I am a PhD candidate at the University of Chicago in the Committee on Evolutionary Biology. My research aims to characterize the symbiosis between giant canopy-forming kelp and the millions of tiny bacteria that live on their surfaces. I am determining the identity and functional role of symbiotic bacteria associated with the "bull kelp" Nereocystis luetkeana, which forms extensive underwater forests along the Pacific Coast of the United States and Canada. My research has shown that there are up to 25 million bacteria living on each square centimeter of kelp! Microbial metabolisms may contribute significantly to carbon and nitrogen cycling associated with kelp, which has fueled my desire to characterize the functional importance of this symbiosis. My research has been funded by the Phycological Society of America, National Geographic, and the Committee on Evolutionary Biology.

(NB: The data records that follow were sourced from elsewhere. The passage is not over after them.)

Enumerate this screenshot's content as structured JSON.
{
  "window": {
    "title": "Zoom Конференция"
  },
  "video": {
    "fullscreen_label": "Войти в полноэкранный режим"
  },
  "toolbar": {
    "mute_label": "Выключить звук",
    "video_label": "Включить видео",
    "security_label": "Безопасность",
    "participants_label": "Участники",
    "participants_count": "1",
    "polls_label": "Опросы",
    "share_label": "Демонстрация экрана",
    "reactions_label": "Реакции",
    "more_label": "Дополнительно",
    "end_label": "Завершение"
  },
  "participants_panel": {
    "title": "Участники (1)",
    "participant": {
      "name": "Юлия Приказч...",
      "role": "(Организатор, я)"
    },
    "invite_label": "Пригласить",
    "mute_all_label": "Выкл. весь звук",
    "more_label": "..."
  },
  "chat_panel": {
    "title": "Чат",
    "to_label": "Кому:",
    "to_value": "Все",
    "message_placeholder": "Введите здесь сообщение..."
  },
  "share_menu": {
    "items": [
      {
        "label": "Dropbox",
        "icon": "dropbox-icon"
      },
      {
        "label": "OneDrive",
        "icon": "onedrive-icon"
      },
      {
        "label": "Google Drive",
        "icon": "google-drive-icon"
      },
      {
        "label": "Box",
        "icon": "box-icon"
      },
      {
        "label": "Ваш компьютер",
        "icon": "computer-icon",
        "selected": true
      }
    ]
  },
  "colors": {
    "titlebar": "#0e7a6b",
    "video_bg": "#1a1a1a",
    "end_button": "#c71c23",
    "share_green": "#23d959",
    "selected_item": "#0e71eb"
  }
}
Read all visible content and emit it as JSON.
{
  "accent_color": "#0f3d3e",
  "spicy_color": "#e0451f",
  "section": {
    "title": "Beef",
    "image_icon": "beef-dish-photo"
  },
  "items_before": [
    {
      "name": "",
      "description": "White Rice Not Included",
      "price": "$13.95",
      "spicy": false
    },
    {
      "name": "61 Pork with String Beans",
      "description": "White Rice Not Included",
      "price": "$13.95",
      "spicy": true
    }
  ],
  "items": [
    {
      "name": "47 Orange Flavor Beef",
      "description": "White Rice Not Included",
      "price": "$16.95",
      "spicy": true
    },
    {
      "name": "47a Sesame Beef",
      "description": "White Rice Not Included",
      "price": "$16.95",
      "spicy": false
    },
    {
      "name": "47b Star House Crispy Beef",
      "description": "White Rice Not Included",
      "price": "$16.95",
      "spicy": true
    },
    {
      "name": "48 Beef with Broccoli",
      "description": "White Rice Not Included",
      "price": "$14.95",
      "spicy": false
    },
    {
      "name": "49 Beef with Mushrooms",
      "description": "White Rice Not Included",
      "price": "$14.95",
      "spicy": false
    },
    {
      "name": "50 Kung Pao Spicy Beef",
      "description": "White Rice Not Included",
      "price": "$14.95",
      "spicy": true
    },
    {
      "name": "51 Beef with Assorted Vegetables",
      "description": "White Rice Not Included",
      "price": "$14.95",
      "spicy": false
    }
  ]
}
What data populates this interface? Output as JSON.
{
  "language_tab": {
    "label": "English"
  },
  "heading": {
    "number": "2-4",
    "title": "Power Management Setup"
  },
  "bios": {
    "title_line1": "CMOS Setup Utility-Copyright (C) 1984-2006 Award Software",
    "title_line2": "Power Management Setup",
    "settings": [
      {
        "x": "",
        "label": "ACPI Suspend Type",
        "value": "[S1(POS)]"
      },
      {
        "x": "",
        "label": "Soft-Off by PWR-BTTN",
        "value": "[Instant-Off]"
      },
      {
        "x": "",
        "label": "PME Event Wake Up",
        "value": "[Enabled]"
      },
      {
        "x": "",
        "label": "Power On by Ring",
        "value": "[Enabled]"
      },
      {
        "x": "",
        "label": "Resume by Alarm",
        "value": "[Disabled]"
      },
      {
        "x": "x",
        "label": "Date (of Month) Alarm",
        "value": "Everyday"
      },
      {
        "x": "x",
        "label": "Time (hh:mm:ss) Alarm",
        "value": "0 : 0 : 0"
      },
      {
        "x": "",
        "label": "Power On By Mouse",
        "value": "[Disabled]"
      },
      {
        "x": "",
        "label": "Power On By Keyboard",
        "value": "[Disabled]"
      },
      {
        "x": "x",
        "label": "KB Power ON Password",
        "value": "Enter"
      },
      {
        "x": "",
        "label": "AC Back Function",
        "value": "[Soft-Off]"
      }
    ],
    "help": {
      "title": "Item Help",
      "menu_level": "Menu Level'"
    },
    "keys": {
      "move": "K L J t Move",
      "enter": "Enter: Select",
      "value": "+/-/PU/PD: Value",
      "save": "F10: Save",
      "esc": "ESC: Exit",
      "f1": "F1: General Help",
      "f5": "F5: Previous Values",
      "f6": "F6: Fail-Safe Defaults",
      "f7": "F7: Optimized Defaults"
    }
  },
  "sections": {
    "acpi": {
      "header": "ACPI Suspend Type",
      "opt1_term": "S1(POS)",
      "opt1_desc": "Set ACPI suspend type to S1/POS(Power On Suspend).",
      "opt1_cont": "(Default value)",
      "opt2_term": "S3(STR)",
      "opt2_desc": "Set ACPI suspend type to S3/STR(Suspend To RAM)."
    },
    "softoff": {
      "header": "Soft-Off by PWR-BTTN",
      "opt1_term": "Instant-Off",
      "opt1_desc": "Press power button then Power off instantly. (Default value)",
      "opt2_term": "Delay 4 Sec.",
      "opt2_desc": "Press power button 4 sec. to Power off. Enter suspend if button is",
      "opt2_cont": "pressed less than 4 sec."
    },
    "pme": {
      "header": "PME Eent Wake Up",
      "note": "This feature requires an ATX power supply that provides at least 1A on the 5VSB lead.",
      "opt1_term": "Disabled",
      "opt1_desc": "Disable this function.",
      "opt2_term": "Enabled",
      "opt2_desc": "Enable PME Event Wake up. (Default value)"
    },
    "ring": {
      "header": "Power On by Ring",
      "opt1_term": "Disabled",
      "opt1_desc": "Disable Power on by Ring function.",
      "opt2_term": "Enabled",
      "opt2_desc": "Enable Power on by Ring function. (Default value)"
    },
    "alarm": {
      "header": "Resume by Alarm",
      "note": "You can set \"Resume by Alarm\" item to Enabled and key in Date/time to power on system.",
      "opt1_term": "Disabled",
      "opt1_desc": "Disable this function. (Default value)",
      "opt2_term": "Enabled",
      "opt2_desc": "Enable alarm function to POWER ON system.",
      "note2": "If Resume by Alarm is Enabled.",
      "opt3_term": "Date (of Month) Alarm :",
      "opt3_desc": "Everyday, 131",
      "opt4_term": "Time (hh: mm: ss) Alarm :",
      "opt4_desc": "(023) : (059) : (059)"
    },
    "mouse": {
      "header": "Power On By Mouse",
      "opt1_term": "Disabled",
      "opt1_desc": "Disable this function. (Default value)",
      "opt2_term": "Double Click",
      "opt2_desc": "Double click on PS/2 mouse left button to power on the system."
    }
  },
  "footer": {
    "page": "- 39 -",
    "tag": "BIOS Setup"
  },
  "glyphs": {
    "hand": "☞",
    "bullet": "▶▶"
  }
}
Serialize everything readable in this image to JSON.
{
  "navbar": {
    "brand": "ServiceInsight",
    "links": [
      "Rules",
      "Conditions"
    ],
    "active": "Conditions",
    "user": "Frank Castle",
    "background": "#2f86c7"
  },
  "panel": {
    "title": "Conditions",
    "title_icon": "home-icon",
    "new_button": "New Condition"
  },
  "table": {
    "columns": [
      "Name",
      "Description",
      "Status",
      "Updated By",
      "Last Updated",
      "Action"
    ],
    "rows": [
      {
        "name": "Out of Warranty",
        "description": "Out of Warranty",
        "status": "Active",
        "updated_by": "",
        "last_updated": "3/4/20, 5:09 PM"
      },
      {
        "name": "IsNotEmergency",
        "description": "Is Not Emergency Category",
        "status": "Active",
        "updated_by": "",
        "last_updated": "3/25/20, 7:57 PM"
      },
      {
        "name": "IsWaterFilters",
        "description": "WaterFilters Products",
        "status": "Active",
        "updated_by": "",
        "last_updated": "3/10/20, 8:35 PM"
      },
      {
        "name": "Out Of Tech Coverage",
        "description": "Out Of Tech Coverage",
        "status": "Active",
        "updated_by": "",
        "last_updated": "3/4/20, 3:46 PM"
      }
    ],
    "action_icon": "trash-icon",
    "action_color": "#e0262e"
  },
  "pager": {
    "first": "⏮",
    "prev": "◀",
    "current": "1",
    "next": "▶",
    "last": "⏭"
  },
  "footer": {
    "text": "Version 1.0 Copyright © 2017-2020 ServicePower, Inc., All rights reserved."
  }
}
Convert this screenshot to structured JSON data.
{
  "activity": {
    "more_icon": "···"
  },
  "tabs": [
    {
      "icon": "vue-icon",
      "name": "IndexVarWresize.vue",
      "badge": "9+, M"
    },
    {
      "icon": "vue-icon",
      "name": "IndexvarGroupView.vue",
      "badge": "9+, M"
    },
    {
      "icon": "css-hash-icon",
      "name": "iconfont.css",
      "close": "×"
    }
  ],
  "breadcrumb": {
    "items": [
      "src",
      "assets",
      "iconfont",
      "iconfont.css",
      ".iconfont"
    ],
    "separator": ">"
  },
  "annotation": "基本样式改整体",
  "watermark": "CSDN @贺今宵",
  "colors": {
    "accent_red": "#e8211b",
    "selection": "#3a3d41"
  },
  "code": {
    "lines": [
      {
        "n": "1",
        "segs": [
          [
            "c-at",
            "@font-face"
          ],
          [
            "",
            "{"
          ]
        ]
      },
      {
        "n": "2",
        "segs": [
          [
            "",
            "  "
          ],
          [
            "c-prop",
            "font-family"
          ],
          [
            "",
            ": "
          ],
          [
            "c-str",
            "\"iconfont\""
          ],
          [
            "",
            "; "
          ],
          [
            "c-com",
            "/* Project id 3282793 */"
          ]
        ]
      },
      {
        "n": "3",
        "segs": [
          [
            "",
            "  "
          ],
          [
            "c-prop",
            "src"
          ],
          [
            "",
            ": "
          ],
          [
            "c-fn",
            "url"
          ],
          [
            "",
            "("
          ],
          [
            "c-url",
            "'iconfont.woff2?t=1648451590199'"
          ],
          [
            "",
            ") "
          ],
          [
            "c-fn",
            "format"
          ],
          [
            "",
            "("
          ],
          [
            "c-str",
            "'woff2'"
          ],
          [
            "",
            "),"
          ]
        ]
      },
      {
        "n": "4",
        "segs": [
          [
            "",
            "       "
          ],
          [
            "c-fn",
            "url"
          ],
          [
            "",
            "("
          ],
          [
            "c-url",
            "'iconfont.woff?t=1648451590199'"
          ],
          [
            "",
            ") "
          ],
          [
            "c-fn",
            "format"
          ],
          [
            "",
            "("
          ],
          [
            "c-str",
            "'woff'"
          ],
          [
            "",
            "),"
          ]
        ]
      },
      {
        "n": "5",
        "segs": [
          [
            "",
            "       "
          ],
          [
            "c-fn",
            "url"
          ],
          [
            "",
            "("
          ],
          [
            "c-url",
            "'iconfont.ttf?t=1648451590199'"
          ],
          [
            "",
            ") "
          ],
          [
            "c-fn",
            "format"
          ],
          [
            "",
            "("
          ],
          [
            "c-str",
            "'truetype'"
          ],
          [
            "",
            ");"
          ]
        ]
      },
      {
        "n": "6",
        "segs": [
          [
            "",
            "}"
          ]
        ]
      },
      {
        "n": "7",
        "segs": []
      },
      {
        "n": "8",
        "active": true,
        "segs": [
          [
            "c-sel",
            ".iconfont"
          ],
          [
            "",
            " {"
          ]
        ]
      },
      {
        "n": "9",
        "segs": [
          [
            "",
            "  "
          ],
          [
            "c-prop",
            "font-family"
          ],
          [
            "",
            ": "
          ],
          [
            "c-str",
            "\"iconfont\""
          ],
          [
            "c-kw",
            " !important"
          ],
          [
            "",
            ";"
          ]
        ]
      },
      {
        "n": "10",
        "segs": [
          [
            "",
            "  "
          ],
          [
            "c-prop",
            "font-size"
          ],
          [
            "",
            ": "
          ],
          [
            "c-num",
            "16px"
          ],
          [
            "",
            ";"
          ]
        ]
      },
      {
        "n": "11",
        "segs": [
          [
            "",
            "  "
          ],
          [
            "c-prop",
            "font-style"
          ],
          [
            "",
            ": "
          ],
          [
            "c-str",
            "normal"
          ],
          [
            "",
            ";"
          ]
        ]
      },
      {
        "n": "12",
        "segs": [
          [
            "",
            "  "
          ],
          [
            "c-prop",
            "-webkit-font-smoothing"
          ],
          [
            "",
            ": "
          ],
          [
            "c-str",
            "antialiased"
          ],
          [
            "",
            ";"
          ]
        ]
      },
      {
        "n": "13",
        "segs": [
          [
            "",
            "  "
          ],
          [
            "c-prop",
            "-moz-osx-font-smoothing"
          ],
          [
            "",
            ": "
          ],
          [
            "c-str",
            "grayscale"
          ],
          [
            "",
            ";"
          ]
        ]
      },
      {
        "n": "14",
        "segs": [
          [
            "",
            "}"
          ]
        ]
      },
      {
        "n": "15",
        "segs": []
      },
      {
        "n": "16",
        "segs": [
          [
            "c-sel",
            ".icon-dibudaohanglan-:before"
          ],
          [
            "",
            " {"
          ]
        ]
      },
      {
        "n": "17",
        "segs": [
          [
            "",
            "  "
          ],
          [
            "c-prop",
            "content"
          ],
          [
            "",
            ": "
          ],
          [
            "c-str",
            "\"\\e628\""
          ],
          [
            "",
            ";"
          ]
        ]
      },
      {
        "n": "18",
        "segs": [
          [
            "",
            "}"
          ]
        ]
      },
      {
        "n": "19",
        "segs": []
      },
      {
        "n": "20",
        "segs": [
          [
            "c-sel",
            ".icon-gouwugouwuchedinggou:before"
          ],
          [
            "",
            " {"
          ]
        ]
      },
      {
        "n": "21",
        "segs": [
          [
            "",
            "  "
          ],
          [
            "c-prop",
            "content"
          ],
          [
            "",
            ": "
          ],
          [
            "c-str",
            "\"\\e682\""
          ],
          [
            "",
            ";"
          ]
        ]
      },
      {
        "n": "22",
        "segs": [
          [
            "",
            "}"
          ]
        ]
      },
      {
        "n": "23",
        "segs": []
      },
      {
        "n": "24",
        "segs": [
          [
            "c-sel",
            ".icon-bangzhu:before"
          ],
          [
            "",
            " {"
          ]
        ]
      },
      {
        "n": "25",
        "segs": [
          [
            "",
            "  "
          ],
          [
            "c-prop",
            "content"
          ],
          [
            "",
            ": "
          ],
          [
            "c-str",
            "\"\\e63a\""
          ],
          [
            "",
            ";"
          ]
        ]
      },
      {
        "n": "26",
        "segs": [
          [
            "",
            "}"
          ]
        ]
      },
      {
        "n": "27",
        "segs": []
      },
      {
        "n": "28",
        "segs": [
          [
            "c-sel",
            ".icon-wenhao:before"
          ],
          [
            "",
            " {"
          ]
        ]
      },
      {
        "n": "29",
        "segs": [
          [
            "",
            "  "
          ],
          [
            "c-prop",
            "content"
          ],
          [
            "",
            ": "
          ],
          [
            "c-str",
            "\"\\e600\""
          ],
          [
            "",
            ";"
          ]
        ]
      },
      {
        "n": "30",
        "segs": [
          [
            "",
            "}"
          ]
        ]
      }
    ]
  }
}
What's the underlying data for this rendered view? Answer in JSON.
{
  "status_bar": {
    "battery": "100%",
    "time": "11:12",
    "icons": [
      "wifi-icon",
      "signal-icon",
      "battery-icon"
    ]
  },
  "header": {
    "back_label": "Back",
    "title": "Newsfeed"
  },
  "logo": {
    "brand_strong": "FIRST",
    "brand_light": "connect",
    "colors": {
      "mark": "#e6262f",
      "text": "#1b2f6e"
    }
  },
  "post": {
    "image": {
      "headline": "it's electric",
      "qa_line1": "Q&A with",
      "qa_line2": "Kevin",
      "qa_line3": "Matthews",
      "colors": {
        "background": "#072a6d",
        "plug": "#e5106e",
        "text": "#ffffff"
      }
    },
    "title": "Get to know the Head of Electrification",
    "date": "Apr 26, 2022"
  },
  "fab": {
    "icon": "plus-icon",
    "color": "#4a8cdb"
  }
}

Each summer, I spend three months in the field on the outer coast of the Olympic Peninsula in Washington, and I travel to a small remote island (Tatoosh Island) with University of Chicago professors Cathy Pfister and Tim Wootton to conduct my field experiments. Tatoosh Island is an ideal location for my research, because it has extremely biodiverse rocky intertidal and kelp forest ecosystems, and the island has been the focus of a number of historic ecological studies since the 1960s. Being at the University of Chicago has given me excellent access to marine biology field stations, including the Marine Biological Lab in Woods Hole. In addition to working on kelp, I am also using the unique evisceration and regeneration capacity of sea cucumbers (holothurians) as a novel system to study colonization and succession of the gut microbiome. While Chicago is not coastal, being a graduate student in the Committee on Evolutionary Biology has provided me with amazing opportunities to conduct field and lab research in marine ecosystems.